Go through the data below and copy each line that includes "öğrencileri".

**The records:**
——

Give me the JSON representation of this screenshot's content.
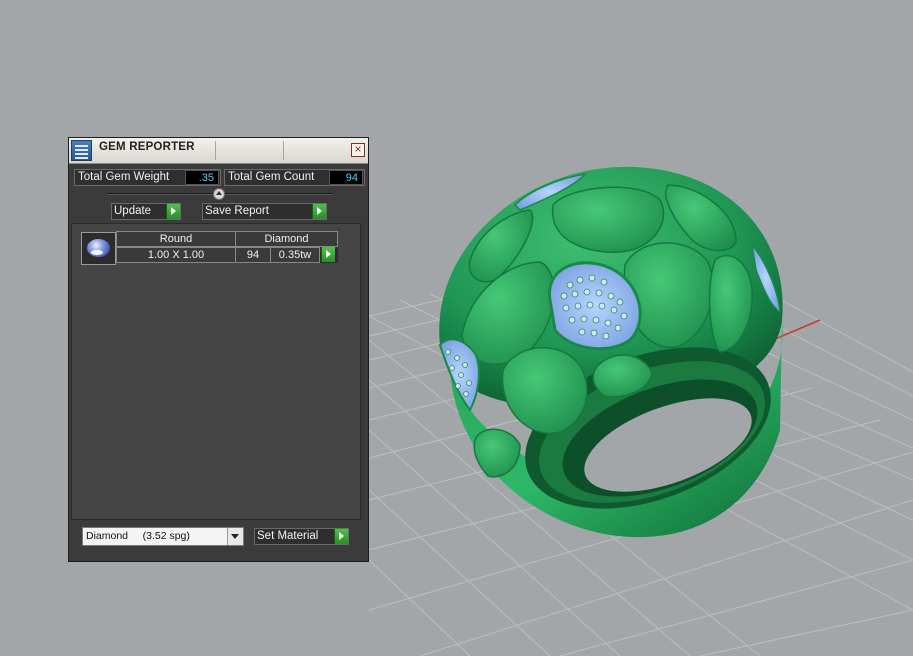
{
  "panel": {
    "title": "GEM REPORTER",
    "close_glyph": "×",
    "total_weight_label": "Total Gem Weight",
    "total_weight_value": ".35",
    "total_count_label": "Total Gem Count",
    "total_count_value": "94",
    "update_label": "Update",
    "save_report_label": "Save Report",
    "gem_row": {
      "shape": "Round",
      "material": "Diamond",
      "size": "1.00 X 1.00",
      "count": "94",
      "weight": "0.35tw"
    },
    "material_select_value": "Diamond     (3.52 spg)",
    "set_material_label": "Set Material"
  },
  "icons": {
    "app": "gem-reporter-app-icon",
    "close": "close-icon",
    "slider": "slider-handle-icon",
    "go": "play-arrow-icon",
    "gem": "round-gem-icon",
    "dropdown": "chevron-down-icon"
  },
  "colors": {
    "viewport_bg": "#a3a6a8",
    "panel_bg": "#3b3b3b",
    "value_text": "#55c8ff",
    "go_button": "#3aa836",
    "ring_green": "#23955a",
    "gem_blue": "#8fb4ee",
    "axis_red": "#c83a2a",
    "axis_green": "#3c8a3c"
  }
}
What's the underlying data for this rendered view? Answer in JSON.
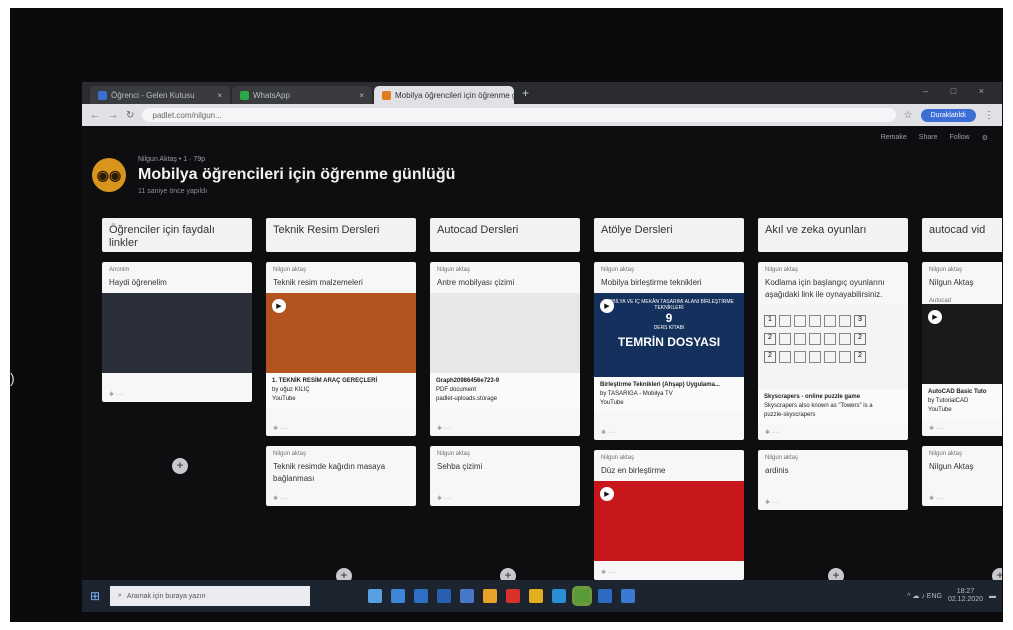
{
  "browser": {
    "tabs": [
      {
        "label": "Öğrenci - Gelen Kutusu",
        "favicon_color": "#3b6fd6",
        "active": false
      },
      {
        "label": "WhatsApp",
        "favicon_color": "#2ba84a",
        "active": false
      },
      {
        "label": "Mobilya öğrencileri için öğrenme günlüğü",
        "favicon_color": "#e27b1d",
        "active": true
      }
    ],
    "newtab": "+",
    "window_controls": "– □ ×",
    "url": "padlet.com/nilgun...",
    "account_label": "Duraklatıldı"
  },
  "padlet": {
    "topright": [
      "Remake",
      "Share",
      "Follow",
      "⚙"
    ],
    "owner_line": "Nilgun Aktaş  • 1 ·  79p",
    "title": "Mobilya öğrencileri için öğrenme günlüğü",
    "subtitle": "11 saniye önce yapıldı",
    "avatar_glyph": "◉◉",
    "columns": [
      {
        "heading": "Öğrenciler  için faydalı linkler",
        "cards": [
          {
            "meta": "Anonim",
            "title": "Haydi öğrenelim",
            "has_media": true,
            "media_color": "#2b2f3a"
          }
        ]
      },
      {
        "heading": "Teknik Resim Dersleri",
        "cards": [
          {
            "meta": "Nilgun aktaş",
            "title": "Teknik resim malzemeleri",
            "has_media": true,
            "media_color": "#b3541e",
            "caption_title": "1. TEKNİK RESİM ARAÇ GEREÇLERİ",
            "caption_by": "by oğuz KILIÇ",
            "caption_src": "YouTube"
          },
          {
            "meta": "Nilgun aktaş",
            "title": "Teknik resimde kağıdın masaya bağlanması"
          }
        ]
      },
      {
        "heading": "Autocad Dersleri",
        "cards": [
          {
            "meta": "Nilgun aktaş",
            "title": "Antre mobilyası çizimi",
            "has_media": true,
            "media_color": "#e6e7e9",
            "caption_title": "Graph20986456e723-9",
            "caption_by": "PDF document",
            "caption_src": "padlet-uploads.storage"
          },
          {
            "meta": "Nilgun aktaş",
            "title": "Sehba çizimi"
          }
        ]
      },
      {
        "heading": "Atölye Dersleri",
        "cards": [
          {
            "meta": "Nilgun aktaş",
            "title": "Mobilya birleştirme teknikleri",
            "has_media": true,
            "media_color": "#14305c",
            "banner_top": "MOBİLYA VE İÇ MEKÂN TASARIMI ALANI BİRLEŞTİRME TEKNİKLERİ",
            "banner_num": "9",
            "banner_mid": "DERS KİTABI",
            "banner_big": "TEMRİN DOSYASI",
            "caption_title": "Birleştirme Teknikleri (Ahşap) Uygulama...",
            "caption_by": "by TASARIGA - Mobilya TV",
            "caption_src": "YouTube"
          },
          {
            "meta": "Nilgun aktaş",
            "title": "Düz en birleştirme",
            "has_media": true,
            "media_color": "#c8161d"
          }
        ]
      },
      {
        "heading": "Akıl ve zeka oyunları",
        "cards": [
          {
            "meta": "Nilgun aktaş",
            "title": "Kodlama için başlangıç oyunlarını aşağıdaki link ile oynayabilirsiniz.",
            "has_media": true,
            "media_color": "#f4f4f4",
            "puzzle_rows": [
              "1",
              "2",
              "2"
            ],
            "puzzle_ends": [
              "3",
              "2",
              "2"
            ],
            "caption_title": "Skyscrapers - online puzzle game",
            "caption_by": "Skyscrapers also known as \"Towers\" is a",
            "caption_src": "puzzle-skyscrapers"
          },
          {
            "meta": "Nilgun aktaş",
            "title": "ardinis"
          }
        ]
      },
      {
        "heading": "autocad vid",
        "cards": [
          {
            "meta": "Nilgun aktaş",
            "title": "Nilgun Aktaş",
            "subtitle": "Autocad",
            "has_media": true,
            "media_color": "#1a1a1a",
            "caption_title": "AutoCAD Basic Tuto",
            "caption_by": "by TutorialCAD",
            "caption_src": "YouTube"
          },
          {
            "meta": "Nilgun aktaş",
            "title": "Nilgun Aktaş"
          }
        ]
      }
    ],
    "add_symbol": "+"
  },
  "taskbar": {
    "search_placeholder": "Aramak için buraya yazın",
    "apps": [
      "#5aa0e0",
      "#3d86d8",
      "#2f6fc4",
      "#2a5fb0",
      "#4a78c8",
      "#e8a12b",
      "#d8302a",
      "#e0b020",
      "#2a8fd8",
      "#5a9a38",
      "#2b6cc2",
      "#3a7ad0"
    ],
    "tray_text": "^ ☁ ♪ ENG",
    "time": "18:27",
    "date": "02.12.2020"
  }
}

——

**Result:**
        "label": "Mobilya öğrencileri için öğrenme günlüğü",
    "title": "Mobilya öğrencileri için öğrenme günlüğü",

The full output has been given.